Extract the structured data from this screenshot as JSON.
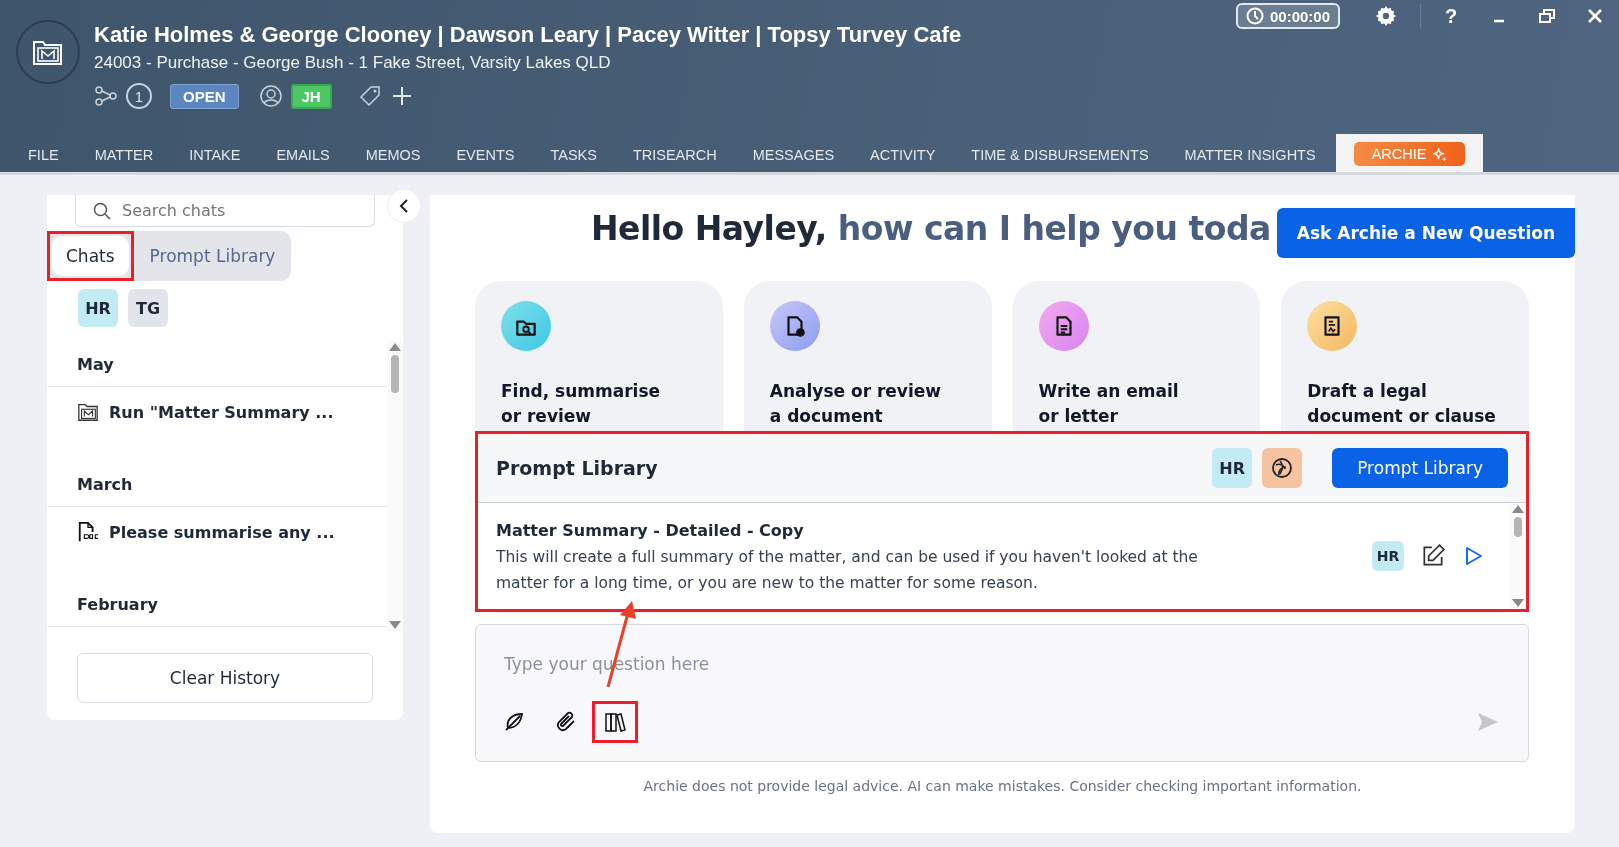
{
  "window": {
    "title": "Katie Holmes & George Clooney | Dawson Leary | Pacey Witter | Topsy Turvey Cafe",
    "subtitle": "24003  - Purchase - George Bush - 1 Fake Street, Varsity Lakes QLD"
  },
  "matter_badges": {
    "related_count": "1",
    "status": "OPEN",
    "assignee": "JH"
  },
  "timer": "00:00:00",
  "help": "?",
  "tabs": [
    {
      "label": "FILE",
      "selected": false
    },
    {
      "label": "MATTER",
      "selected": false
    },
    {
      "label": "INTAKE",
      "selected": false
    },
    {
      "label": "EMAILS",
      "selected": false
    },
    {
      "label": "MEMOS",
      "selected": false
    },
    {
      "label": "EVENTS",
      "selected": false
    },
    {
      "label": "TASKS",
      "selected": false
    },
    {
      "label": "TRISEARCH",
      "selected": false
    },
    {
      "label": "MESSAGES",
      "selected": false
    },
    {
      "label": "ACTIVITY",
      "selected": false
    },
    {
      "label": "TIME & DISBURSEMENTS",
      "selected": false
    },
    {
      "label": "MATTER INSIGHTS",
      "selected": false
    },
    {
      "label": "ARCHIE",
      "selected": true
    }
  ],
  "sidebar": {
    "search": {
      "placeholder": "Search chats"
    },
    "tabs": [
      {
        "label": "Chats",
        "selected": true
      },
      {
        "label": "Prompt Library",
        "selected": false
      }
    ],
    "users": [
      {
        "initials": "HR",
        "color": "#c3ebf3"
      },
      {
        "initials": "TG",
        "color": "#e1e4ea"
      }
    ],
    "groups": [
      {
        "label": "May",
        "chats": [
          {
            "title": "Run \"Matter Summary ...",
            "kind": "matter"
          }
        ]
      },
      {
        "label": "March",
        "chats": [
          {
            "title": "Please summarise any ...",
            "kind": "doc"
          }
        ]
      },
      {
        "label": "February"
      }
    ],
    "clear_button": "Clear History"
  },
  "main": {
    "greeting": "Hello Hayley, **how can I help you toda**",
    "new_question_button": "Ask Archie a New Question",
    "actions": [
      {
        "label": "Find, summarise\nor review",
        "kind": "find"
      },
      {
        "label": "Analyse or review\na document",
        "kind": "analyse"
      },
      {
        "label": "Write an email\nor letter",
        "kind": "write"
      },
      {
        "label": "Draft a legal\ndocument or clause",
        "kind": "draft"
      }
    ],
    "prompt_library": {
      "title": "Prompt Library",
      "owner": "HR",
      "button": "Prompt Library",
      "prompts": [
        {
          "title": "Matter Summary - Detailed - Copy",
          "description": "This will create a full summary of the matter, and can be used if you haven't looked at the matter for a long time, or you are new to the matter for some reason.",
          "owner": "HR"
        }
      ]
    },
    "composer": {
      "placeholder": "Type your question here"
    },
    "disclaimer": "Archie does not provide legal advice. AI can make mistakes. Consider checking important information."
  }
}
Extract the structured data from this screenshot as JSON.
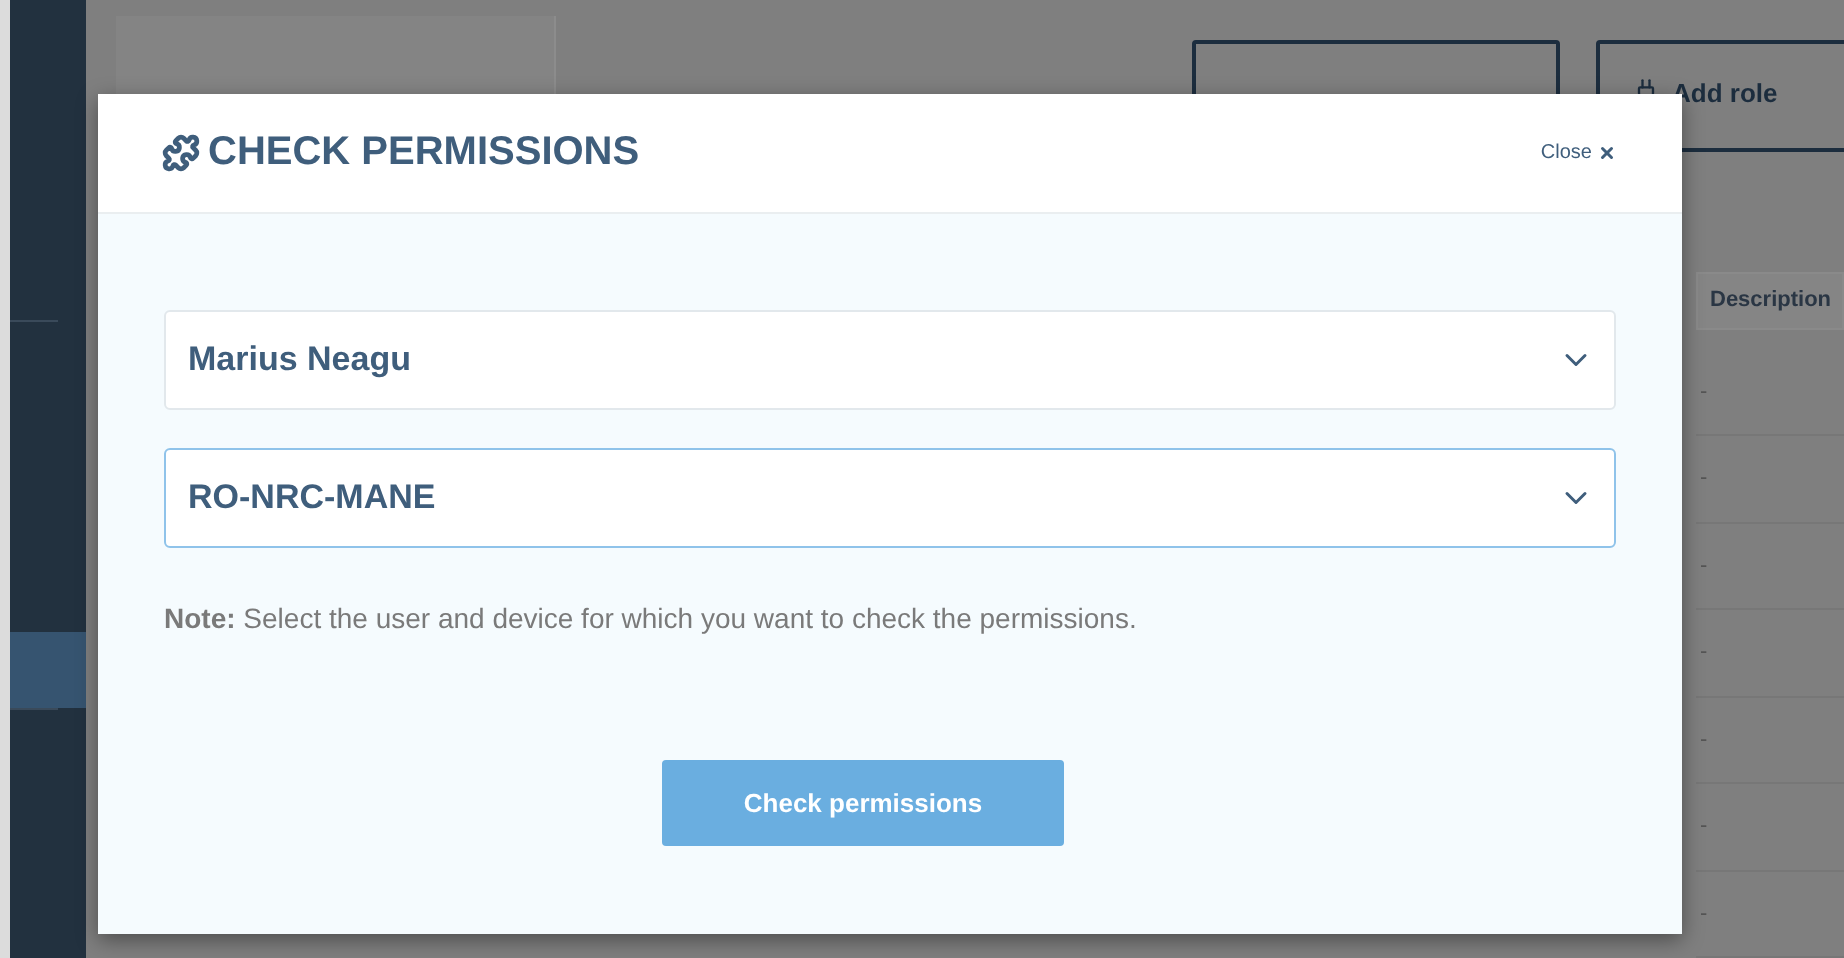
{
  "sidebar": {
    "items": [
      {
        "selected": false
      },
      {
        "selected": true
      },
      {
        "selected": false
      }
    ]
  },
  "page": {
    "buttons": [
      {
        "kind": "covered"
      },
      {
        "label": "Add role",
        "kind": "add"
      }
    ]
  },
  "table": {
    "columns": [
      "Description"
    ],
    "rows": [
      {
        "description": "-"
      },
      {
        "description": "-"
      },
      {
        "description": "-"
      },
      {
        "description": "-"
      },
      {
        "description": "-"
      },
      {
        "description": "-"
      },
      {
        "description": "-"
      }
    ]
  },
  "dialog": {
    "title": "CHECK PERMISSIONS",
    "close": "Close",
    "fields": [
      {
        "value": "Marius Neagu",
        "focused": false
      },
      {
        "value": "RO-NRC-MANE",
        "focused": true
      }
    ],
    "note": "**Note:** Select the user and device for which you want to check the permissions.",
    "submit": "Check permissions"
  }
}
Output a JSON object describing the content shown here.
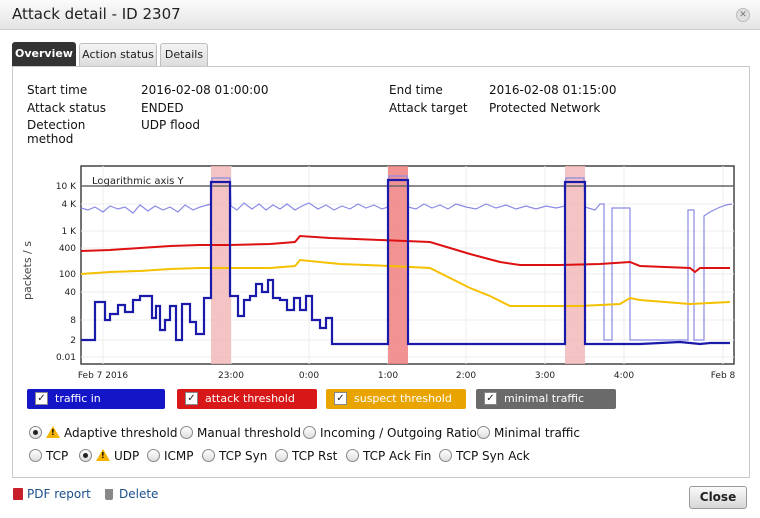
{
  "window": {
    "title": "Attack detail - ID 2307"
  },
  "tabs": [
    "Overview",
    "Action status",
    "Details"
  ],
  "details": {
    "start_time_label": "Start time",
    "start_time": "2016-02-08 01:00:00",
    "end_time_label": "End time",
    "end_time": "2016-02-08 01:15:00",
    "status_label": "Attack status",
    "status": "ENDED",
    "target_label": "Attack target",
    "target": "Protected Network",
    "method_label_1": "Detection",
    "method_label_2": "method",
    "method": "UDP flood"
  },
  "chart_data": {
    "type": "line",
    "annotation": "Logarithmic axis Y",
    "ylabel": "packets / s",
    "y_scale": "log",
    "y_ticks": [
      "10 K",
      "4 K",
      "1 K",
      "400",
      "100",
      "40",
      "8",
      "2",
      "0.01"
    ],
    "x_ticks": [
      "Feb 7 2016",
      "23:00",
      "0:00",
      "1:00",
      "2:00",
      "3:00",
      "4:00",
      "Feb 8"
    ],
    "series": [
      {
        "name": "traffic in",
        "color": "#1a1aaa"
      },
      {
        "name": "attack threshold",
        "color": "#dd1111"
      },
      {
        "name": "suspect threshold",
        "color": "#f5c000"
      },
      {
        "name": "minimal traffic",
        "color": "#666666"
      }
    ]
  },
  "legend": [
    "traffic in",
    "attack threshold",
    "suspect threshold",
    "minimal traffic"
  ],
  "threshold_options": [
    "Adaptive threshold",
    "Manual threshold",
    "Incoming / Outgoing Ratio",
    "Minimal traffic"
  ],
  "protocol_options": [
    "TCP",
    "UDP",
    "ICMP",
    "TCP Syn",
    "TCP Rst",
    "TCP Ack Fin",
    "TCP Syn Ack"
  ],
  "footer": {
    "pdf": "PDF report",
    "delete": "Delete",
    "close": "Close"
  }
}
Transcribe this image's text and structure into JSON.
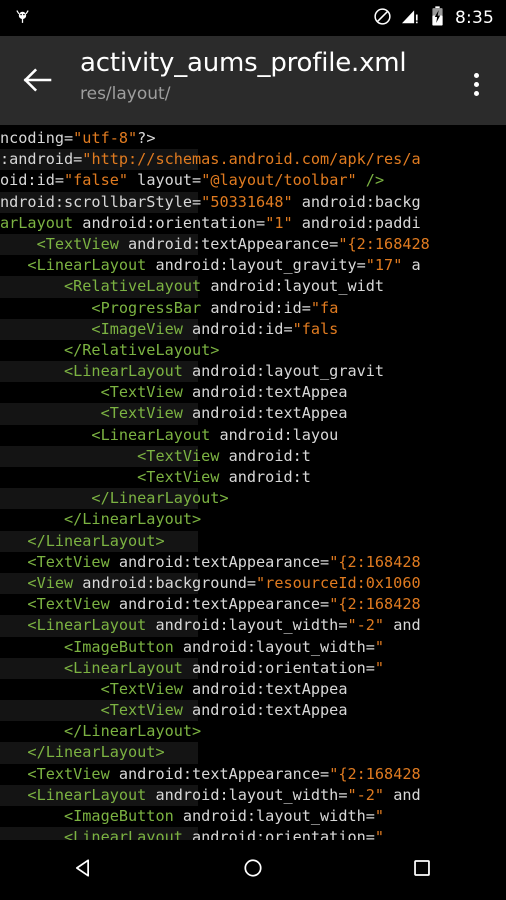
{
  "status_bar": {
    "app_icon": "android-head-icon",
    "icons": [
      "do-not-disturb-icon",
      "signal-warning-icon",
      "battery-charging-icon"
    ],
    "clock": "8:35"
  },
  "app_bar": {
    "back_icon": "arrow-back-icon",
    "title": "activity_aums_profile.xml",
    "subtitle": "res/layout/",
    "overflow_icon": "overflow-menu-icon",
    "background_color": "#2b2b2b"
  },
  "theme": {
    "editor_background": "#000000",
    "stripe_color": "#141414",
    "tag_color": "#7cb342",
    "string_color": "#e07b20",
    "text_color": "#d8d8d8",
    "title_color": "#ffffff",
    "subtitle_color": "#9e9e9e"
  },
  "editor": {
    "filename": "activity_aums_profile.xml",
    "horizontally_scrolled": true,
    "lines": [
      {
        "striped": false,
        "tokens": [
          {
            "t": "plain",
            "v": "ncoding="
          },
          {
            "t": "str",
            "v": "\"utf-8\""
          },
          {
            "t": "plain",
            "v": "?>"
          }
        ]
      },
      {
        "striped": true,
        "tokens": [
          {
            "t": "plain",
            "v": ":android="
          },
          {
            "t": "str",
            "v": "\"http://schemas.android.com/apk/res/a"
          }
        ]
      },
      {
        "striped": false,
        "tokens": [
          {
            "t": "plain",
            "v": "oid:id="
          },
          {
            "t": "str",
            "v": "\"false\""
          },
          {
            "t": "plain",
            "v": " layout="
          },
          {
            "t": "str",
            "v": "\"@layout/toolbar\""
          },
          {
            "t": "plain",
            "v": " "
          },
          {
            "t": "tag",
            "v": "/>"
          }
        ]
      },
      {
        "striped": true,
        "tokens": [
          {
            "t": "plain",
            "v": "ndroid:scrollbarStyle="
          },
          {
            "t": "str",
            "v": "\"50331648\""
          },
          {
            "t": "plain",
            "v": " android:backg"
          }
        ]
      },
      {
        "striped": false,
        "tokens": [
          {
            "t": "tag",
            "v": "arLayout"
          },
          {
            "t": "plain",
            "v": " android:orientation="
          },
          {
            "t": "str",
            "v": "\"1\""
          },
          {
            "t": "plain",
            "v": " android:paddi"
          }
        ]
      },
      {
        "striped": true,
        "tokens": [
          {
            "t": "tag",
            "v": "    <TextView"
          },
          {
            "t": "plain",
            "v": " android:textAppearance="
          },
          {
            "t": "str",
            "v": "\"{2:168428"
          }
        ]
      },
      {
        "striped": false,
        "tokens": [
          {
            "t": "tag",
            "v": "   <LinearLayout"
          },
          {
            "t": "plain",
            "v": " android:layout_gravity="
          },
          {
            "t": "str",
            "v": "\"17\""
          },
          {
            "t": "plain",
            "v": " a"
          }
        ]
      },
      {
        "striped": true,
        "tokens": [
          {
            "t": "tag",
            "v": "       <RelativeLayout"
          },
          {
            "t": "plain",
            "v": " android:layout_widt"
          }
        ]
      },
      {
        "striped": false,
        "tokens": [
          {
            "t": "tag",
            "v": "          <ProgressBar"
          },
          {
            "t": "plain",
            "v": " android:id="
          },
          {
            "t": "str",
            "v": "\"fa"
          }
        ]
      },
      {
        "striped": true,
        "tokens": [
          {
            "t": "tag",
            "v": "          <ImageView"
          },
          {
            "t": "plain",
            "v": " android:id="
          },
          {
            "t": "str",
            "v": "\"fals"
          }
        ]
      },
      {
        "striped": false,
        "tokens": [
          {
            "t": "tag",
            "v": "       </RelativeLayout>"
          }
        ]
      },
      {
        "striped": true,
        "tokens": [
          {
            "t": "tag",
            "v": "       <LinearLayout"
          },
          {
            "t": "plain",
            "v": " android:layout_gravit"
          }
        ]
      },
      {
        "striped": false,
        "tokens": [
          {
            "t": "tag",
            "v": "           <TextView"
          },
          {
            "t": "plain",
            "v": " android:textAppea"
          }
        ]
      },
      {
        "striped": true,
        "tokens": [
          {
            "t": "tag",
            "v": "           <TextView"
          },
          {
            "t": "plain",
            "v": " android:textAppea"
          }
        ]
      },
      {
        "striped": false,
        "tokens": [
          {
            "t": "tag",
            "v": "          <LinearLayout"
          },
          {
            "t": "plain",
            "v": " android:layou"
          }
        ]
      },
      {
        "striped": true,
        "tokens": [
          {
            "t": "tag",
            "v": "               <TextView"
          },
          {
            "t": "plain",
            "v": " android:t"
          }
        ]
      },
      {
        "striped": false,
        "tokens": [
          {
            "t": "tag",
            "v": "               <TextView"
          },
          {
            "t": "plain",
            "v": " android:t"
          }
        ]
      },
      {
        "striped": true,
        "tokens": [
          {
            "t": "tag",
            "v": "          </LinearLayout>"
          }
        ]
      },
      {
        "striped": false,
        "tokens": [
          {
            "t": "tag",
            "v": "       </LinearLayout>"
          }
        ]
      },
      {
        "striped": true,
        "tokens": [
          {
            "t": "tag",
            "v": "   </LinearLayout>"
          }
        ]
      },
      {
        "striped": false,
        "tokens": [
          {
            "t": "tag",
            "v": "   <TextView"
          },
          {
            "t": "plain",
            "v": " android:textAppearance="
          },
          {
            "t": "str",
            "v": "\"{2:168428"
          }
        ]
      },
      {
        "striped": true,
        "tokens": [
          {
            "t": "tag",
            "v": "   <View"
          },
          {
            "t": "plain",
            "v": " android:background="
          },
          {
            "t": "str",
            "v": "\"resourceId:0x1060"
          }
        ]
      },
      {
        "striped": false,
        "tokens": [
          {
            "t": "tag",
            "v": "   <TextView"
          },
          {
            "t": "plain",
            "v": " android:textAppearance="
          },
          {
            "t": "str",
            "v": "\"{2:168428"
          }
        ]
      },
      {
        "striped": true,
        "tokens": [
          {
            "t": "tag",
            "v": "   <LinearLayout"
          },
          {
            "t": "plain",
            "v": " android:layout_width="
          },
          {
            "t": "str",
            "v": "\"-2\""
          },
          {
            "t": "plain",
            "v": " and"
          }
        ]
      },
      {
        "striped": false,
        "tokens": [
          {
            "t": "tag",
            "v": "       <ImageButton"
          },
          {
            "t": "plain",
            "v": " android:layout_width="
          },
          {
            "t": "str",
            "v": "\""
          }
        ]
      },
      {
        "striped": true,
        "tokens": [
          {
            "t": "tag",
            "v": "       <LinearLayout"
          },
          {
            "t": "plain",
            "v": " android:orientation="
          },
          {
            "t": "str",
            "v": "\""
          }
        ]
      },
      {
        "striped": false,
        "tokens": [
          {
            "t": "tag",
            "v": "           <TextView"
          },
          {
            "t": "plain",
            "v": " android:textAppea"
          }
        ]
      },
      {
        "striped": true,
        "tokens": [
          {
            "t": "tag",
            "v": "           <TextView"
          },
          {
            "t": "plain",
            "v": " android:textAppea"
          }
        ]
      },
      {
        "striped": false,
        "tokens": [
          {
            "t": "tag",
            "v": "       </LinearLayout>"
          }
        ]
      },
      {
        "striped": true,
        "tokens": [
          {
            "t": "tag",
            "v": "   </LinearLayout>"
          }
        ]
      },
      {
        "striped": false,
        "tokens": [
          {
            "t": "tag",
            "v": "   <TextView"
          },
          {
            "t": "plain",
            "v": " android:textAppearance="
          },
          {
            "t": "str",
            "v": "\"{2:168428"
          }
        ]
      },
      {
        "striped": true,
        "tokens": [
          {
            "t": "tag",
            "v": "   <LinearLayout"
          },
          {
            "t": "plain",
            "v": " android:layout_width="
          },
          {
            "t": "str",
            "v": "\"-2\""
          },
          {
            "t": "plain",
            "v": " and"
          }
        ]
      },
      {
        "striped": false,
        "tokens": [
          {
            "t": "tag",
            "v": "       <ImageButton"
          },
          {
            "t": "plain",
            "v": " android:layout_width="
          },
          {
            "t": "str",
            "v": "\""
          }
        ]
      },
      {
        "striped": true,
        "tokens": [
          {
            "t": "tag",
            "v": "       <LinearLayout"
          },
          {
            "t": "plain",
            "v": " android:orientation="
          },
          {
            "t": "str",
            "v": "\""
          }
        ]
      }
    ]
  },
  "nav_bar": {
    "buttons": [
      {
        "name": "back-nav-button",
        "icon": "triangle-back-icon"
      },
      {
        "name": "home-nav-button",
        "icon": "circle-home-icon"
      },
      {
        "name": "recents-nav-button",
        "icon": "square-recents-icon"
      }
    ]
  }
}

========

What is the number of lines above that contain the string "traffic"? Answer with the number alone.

5